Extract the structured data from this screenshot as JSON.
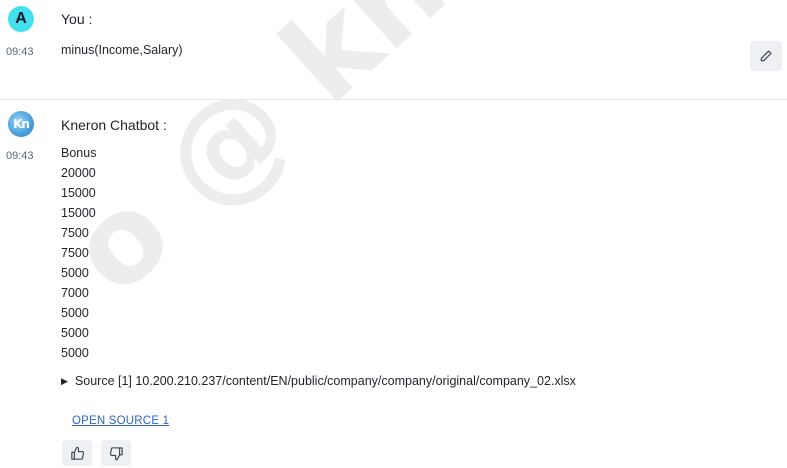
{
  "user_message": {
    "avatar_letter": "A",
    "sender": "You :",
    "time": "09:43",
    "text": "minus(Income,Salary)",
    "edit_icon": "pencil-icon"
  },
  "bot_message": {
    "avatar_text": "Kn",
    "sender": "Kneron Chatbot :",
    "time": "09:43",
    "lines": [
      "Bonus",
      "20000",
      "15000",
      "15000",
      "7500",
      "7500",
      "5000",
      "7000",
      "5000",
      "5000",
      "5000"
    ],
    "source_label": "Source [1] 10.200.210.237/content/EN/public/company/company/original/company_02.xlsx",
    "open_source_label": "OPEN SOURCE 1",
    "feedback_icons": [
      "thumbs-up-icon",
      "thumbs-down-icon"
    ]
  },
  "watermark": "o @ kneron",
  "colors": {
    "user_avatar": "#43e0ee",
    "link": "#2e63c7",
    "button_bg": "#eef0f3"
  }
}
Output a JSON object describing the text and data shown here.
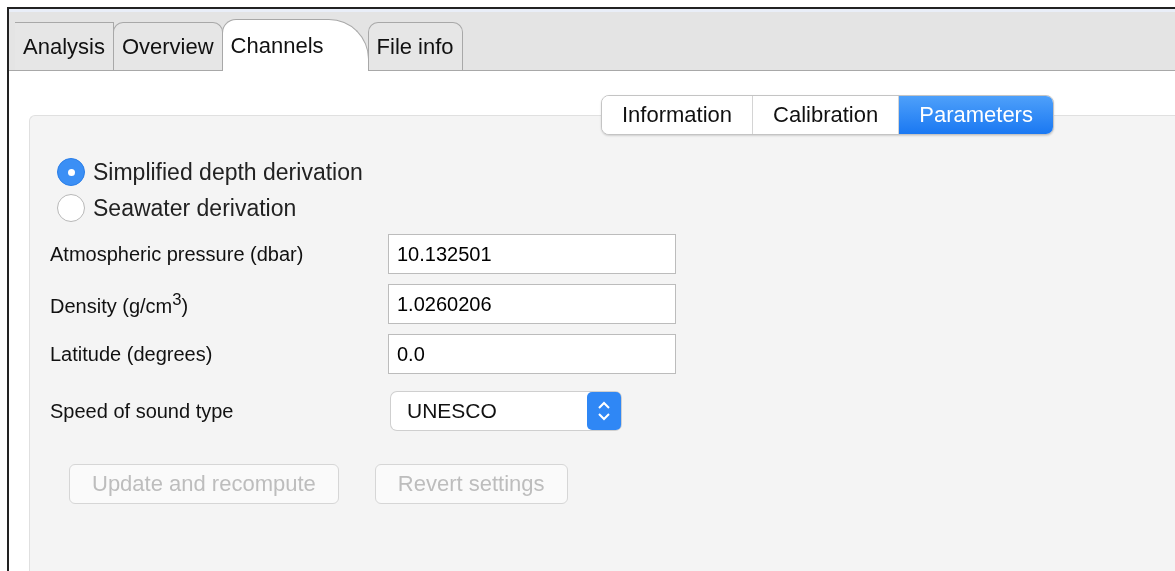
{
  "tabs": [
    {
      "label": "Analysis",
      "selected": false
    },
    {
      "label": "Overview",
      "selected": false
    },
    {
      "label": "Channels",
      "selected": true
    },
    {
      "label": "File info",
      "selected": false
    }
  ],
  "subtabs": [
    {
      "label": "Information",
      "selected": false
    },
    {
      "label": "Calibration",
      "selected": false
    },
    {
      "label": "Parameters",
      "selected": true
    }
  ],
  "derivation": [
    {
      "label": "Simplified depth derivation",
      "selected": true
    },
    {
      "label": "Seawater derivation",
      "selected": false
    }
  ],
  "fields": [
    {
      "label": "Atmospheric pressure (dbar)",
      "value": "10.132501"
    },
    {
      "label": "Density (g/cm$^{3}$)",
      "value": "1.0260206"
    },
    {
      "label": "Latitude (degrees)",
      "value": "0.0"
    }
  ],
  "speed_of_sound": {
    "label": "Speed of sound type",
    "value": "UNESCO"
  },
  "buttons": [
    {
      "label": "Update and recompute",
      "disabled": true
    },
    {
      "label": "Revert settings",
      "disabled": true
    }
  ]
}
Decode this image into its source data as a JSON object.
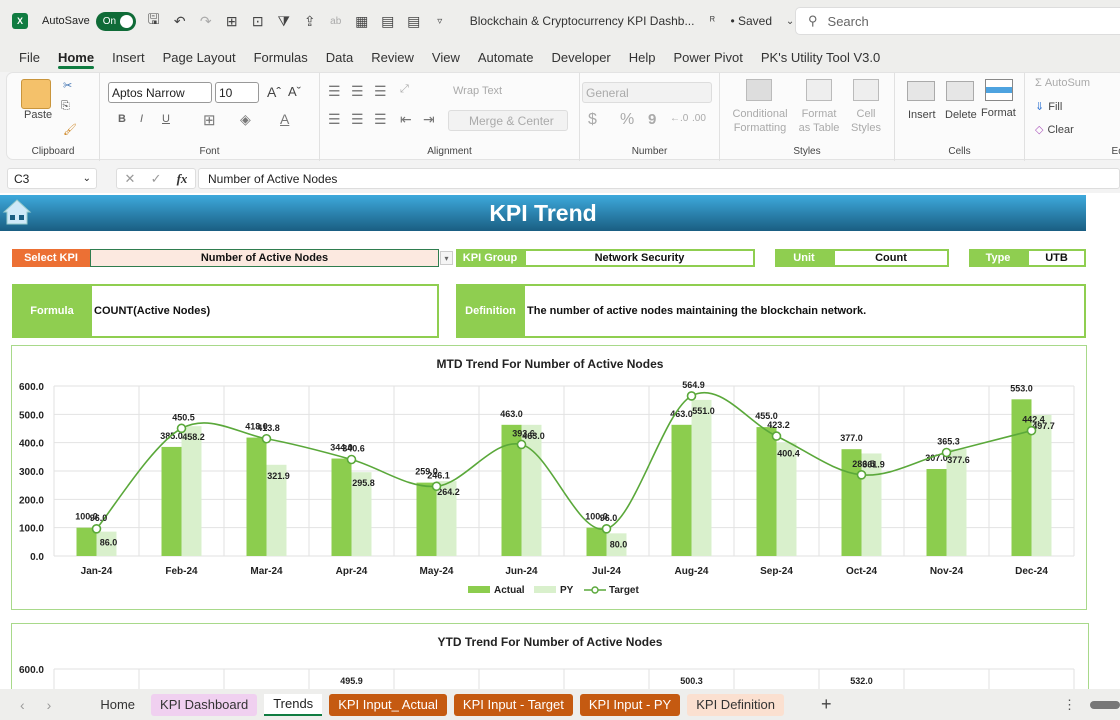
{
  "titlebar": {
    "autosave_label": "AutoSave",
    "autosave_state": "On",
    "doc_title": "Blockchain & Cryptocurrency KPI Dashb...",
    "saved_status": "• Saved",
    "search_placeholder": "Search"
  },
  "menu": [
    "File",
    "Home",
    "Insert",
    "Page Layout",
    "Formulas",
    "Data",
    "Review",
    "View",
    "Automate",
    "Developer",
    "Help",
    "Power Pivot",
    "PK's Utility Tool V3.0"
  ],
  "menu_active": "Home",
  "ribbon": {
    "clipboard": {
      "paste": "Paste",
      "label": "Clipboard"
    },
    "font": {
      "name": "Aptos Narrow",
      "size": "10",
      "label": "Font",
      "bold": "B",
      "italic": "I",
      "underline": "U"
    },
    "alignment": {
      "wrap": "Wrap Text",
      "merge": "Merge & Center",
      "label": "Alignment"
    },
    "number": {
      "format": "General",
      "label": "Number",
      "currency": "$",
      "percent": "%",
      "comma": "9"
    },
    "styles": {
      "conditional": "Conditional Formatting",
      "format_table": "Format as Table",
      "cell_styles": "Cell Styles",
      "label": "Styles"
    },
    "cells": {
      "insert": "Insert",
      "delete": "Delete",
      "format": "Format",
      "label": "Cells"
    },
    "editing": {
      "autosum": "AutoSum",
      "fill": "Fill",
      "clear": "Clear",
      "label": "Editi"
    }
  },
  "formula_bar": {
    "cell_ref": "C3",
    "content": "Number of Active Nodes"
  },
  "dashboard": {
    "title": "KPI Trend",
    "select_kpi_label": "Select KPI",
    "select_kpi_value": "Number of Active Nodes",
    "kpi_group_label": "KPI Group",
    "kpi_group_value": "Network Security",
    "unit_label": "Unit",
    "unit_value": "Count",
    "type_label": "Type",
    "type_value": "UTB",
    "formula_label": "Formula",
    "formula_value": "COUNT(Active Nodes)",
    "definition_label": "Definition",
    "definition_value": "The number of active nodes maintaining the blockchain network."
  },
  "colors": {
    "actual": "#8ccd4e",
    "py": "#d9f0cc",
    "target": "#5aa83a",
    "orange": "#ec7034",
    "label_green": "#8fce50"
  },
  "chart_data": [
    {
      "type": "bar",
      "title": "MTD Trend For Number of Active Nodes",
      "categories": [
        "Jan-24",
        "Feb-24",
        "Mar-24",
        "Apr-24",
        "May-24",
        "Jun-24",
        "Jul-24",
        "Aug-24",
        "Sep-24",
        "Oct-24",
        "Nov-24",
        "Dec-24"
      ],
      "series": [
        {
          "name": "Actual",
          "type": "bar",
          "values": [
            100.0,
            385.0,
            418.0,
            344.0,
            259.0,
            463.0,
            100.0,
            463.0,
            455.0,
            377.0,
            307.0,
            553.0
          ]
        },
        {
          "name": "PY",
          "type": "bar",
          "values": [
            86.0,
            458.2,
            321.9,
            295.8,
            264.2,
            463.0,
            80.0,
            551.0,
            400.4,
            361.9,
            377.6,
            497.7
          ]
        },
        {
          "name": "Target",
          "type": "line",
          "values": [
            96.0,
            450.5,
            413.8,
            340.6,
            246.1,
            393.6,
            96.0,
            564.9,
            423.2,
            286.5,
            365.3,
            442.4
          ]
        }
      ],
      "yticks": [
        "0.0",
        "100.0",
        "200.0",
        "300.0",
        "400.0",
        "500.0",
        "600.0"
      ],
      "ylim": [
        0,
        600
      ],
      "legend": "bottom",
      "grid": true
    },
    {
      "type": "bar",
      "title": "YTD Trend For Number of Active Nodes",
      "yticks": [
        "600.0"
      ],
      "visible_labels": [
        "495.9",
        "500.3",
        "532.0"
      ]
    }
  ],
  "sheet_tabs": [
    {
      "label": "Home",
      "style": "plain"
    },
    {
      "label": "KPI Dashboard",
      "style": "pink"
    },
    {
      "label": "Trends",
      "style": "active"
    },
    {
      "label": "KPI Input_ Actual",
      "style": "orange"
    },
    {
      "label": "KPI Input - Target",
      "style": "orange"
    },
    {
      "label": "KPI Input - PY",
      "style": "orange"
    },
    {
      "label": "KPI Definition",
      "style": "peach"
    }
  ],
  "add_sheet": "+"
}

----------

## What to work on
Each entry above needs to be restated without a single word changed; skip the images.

## Reply to the task
Extract the structured data from this screenshot as JSON.
{
  "user_message": {
    "avatar_letter": "A",
    "sender": "You :",
    "time": "09:43",
    "text": "minus(Income,Salary)",
    "edit_icon": "pencil-icon"
  },
  "bot_message": {
    "avatar_text": "Kn",
    "sender": "Kneron Chatbot :",
    "time": "09:43",
    "lines": [
      "Bonus",
      "20000",
      "15000",
      "15000",
      "7500",
      "7500",
      "5000",
      "7000",
      "5000",
      "5000",
      "5000"
    ],
    "source_label": "Source [1] 10.200.210.237/content/EN/public/company/company/original/company_02.xlsx",
    "open_source_label": "OPEN SOURCE 1",
    "feedback_icons": [
      "thumbs-up-icon",
      "thumbs-down-icon"
    ]
  },
  "watermark": "o @ kneron",
  "colors": {
    "user_avatar": "#43e0ee",
    "link": "#2e63c7",
    "button_bg": "#eef0f3"
  }
}
Output a JSON object describing the text and data shown here.
{
  "tabs": [
    {
      "label": "Analysis",
      "selected": false
    },
    {
      "label": "Overview",
      "selected": false
    },
    {
      "label": "Channels",
      "selected": true
    },
    {
      "label": "File info",
      "selected": false
    }
  ],
  "subtabs": [
    {
      "label": "Information",
      "selected": false
    },
    {
      "label": "Calibration",
      "selected": false
    },
    {
      "label": "Parameters",
      "selected": true
    }
  ],
  "derivation": [
    {
      "label": "Simplified depth derivation",
      "selected": true
    },
    {
      "label": "Seawater derivation",
      "selected": false
    }
  ],
  "fields": [
    {
      "label": "Atmospheric pressure (dbar)",
      "value": "10.132501"
    },
    {
      "label": "Density (g/cm$^{3}$)",
      "value": "1.0260206"
    },
    {
      "label": "Latitude (degrees)",
      "value": "0.0"
    }
  ],
  "speed_of_sound": {
    "label": "Speed of sound type",
    "value": "UNESCO"
  },
  "buttons": [
    {
      "label": "Update and recompute",
      "disabled": true
    },
    {
      "label": "Revert settings",
      "disabled": true
    }
  ]
}
Decode this image into its source data as a JSON object.
{
  "titlebar": {
    "autosave_label": "AutoSave",
    "autosave_state": "On",
    "doc_title": "Blockchain & Cryptocurrency KPI Dashb...",
    "saved_status": "• Saved",
    "search_placeholder": "Search"
  },
  "menu": [
    "File",
    "Home",
    "Insert",
    "Page Layout",
    "Formulas",
    "Data",
    "Review",
    "View",
    "Automate",
    "Developer",
    "Help",
    "Power Pivot",
    "PK's Utility Tool V3.0"
  ],
  "menu_active": "Home",
  "ribbon": {
    "clipboard": {
      "paste": "Paste",
      "label": "Clipboard"
    },
    "font": {
      "name": "Aptos Narrow",
      "size": "10",
      "label": "Font",
      "bold": "B",
      "italic": "I",
      "underline": "U"
    },
    "alignment": {
      "wrap": "Wrap Text",
      "merge": "Merge & Center",
      "label": "Alignment"
    },
    "number": {
      "format": "General",
      "label": "Number",
      "currency": "$",
      "percent": "%",
      "comma": "9"
    },
    "styles": {
      "conditional": "Conditional Formatting",
      "format_table": "Format as Table",
      "cell_styles": "Cell Styles",
      "label": "Styles"
    },
    "cells": {
      "insert": "Insert",
      "delete": "Delete",
      "format": "Format",
      "label": "Cells"
    },
    "editing": {
      "autosum": "AutoSum",
      "fill": "Fill",
      "clear": "Clear",
      "label": "Editi"
    }
  },
  "formula_bar": {
    "cell_ref": "C3",
    "content": "Number of Active Nodes"
  },
  "dashboard": {
    "title": "KPI Trend",
    "select_kpi_label": "Select KPI",
    "select_kpi_value": "Number of Active Nodes",
    "kpi_group_label": "KPI Group",
    "kpi_group_value": "Network Security",
    "unit_label": "Unit",
    "unit_value": "Count",
    "type_label": "Type",
    "type_value": "UTB",
    "formula_label": "Formula",
    "formula_value": "COUNT(Active Nodes)",
    "definition_label": "Definition",
    "definition_value": "The number of active nodes maintaining the blockchain network."
  },
  "colors": {
    "actual": "#8ccd4e",
    "py": "#d9f0cc",
    "target": "#5aa83a",
    "orange": "#ec7034",
    "label_green": "#8fce50"
  },
  "chart_data": [
    {
      "type": "bar",
      "title": "MTD Trend For Number of Active Nodes",
      "categories": [
        "Jan-24",
        "Feb-24",
        "Mar-24",
        "Apr-24",
        "May-24",
        "Jun-24",
        "Jul-24",
        "Aug-24",
        "Sep-24",
        "Oct-24",
        "Nov-24",
        "Dec-24"
      ],
      "series": [
        {
          "name": "Actual",
          "type": "bar",
          "values": [
            100.0,
            385.0,
            418.0,
            344.0,
            259.0,
            463.0,
            100.0,
            463.0,
            455.0,
            377.0,
            307.0,
            553.0
          ]
        },
        {
          "name": "PY",
          "type": "bar",
          "values": [
            86.0,
            458.2,
            321.9,
            295.8,
            264.2,
            463.0,
            80.0,
            551.0,
            400.4,
            361.9,
            377.6,
            497.7
          ]
        },
        {
          "name": "Target",
          "type": "line",
          "values": [
            96.0,
            450.5,
            413.8,
            340.6,
            246.1,
            393.6,
            96.0,
            564.9,
            423.2,
            286.5,
            365.3,
            442.4
          ]
        }
      ],
      "yticks": [
        "0.0",
        "100.0",
        "200.0",
        "300.0",
        "400.0",
        "500.0",
        "600.0"
      ],
      "ylim": [
        0,
        600
      ],
      "legend": "bottom",
      "grid": true
    },
    {
      "type": "bar",
      "title": "YTD Trend For Number of Active Nodes",
      "yticks": [
        "600.0"
      ],
      "visible_labels": [
        "495.9",
        "500.3",
        "532.0"
      ]
    }
  ],
  "sheet_tabs": [
    {
      "label": "Home",
      "style": "plain"
    },
    {
      "label": "KPI Dashboard",
      "style": "pink"
    },
    {
      "label": "Trends",
      "style": "active"
    },
    {
      "label": "KPI Input_ Actual",
      "style": "orange"
    },
    {
      "label": "KPI Input - Target",
      "style": "orange"
    },
    {
      "label": "KPI Input - PY",
      "style": "orange"
    },
    {
      "label": "KPI Definition",
      "style": "peach"
    }
  ],
  "add_sheet": "+"
}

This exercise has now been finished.